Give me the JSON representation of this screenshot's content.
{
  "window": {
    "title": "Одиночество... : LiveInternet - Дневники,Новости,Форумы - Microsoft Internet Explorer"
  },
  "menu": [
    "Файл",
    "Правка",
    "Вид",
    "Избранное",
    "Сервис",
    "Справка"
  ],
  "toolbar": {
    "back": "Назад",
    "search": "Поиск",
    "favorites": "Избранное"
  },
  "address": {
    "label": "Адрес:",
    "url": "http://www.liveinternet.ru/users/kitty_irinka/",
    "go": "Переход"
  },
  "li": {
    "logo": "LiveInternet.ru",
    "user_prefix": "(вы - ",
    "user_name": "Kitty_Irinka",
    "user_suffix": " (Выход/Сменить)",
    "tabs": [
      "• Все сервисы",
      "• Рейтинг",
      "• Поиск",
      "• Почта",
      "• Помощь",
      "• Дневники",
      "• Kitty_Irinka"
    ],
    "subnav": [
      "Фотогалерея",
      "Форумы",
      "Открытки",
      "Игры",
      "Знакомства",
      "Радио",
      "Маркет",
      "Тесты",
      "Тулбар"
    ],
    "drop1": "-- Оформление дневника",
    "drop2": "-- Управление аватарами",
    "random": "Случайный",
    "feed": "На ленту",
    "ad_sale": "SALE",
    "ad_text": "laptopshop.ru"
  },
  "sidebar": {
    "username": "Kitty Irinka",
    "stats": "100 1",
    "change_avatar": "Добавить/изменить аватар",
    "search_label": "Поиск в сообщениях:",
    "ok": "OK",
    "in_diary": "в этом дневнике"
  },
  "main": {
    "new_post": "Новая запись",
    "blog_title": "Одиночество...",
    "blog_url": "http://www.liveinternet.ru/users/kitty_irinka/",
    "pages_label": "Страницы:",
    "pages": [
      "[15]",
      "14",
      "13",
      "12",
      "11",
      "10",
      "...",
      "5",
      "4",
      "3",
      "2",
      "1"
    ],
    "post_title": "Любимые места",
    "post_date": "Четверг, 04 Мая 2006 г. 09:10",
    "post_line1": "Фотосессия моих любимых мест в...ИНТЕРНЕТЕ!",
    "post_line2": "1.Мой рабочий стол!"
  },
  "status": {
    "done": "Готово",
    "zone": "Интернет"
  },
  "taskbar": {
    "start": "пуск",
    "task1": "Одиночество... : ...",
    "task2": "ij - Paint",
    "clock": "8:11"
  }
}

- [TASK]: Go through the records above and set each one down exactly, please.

- [EXERCISE OUTPUT]:
Give me the JSON representation of this screenshot's content.
{
  "window": {
    "title": "Одиночество... : LiveInternet - Дневники,Новости,Форумы - Microsoft Internet Explorer"
  },
  "menu": [
    "Файл",
    "Правка",
    "Вид",
    "Избранное",
    "Сервис",
    "Справка"
  ],
  "toolbar": {
    "back": "Назад",
    "search": "Поиск",
    "favorites": "Избранное"
  },
  "address": {
    "label": "Адрес:",
    "url": "http://www.liveinternet.ru/users/kitty_irinka/",
    "go": "Переход"
  },
  "li": {
    "logo": "LiveInternet.ru",
    "user_prefix": "(вы - ",
    "user_name": "Kitty_Irinka",
    "user_suffix": " (Выход/Сменить)",
    "tabs": [
      "• Все сервисы",
      "• Рейтинг",
      "• Поиск",
      "• Почта",
      "• Помощь",
      "• Дневники",
      "• Kitty_Irinka"
    ],
    "subnav": [
      "Фотогалерея",
      "Форумы",
      "Открытки",
      "Игры",
      "Знакомства",
      "Радио",
      "Маркет",
      "Тесты",
      "Тулбар"
    ],
    "drop1": "-- Оформление дневника",
    "drop2": "-- Управление аватарами",
    "random": "Случайный",
    "feed": "На ленту",
    "ad_sale": "SALE",
    "ad_text": "laptopshop.ru"
  },
  "sidebar": {
    "username": "Kitty Irinka",
    "stats": "100 1",
    "change_avatar": "Добавить/изменить аватар",
    "search_label": "Поиск в сообщениях:",
    "ok": "OK",
    "in_diary": "в этом дневнике"
  },
  "main": {
    "new_post": "Новая запись",
    "blog_title": "Одиночество...",
    "blog_url": "http://www.liveinternet.ru/users/kitty_irinka/",
    "pages_label": "Страницы:",
    "pages": [
      "[15]",
      "14",
      "13",
      "12",
      "11",
      "10",
      "...",
      "5",
      "4",
      "3",
      "2",
      "1"
    ],
    "post_title": "Любимые места",
    "post_date": "Четверг, 04 Мая 2006 г. 09:10",
    "post_line1": "Фотосессия моих любимых мест в...ИНТЕРНЕТЕ!",
    "post_line2": "1.Мой рабочий стол!"
  },
  "status": {
    "done": "Готово",
    "zone": "Интернет"
  },
  "taskbar": {
    "start": "пуск",
    "task1": "Одиночество... : ...",
    "task2": "ij - Paint",
    "clock": "8:11"
  }
}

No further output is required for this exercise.